→ **How to complete this task**:
Every entry must be output exactly as it was written.

→ **Data section**:
>>>

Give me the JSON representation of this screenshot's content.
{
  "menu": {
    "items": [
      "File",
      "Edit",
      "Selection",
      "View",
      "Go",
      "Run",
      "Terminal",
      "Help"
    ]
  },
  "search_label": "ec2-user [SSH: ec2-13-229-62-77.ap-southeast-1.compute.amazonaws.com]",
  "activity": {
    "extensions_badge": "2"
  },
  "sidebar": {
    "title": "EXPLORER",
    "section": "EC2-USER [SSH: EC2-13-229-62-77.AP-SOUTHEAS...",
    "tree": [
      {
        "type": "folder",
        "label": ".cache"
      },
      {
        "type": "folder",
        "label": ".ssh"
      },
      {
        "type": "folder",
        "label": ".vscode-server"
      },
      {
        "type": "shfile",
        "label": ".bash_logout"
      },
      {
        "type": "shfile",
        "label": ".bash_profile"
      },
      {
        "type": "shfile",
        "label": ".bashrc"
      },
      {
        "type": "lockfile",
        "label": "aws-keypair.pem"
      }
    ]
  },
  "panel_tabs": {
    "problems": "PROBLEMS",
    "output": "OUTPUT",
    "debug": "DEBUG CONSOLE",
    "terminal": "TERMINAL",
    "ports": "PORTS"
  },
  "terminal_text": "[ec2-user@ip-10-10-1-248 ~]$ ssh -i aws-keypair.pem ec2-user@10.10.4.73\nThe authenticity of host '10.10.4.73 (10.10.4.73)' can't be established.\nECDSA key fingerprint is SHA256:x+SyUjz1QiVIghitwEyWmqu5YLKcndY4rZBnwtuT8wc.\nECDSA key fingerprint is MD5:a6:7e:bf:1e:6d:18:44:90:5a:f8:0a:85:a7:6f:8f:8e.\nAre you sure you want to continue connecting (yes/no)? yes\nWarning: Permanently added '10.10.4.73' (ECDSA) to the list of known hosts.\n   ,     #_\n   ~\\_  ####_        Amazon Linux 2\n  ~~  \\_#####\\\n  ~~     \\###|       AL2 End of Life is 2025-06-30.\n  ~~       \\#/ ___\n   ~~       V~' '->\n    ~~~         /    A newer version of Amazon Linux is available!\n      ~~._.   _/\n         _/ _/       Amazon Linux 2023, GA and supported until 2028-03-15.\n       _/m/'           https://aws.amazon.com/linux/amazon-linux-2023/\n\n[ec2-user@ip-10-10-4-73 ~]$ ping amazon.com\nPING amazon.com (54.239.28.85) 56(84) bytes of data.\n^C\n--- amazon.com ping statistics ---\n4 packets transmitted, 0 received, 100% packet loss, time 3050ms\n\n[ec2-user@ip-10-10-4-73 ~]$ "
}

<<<

→ **Answer section**:
Give me the JSON representation of this screenshot's content.
{
  "menu": {
    "items": [
      "File",
      "Edit",
      "Selection",
      "View",
      "Go",
      "Run",
      "Terminal",
      "Help"
    ]
  },
  "search_label": "ec2-user [SSH: ec2-13-229-62-77.ap-southeast-1.compute.amazonaws.com]",
  "activity": {
    "extensions_badge": "2"
  },
  "sidebar": {
    "title": "EXPLORER",
    "section": "EC2-USER [SSH: EC2-13-229-62-77.AP-SOUTHEAS...",
    "tree": [
      {
        "type": "folder",
        "label": ".cache"
      },
      {
        "type": "folder",
        "label": ".ssh"
      },
      {
        "type": "folder",
        "label": ".vscode-server"
      },
      {
        "type": "shfile",
        "label": ".bash_logout"
      },
      {
        "type": "shfile",
        "label": ".bash_profile"
      },
      {
        "type": "shfile",
        "label": ".bashrc"
      },
      {
        "type": "lockfile",
        "label": "aws-keypair.pem"
      }
    ]
  },
  "panel_tabs": {
    "problems": "PROBLEMS",
    "output": "OUTPUT",
    "debug": "DEBUG CONSOLE",
    "terminal": "TERMINAL",
    "ports": "PORTS"
  },
  "terminal_text": "[ec2-user@ip-10-10-1-248 ~]$ ssh -i aws-keypair.pem ec2-user@10.10.4.73\nThe authenticity of host '10.10.4.73 (10.10.4.73)' can't be established.\nECDSA key fingerprint is SHA256:x+SyUjz1QiVIghitwEyWmqu5YLKcndY4rZBnwtuT8wc.\nECDSA key fingerprint is MD5:a6:7e:bf:1e:6d:18:44:90:5a:f8:0a:85:a7:6f:8f:8e.\nAre you sure you want to continue connecting (yes/no)? yes\nWarning: Permanently added '10.10.4.73' (ECDSA) to the list of known hosts.\n   ,     #_\n   ~\\_  ####_        Amazon Linux 2\n  ~~  \\_#####\\\n  ~~     \\###|       AL2 End of Life is 2025-06-30.\n  ~~       \\#/ ___\n   ~~       V~' '->\n    ~~~         /    A newer version of Amazon Linux is available!\n      ~~._.   _/\n         _/ _/       Amazon Linux 2023, GA and supported until 2028-03-15.\n       _/m/'           https://aws.amazon.com/linux/amazon-linux-2023/\n\n[ec2-user@ip-10-10-4-73 ~]$ ping amazon.com\nPING amazon.com (54.239.28.85) 56(84) bytes of data.\n^C\n--- amazon.com ping statistics ---\n4 packets transmitted, 0 received, 100% packet loss, time 3050ms\n\n[ec2-user@ip-10-10-4-73 ~]$ "
}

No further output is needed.